Problem to solve >>
What is the number of lines below that include "discounts"? Give that number alone.

****************************************

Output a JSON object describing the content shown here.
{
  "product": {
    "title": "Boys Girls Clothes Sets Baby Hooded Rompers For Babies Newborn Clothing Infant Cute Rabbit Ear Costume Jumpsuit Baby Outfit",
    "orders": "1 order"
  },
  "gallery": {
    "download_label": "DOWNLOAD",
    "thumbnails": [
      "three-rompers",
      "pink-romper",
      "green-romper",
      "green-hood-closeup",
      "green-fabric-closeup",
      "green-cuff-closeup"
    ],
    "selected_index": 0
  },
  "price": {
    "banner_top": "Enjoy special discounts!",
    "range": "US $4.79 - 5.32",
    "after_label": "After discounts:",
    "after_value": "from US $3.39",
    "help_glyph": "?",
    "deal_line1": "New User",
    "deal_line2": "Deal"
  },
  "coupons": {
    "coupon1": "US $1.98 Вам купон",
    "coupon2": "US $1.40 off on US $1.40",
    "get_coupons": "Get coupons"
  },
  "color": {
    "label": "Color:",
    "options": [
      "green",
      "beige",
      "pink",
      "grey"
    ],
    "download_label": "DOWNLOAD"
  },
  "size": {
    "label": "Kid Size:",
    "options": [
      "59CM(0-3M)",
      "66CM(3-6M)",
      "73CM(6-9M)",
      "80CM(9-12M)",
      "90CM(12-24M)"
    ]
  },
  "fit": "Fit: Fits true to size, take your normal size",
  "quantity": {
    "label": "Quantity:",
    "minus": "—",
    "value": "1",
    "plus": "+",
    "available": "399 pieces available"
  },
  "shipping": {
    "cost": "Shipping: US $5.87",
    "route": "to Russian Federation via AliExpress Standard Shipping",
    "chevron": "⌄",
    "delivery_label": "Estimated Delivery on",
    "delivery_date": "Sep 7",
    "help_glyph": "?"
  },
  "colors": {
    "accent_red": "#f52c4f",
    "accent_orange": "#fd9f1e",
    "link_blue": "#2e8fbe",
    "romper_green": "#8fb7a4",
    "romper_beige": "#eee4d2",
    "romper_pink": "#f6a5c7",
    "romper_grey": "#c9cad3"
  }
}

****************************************

Task output >>
2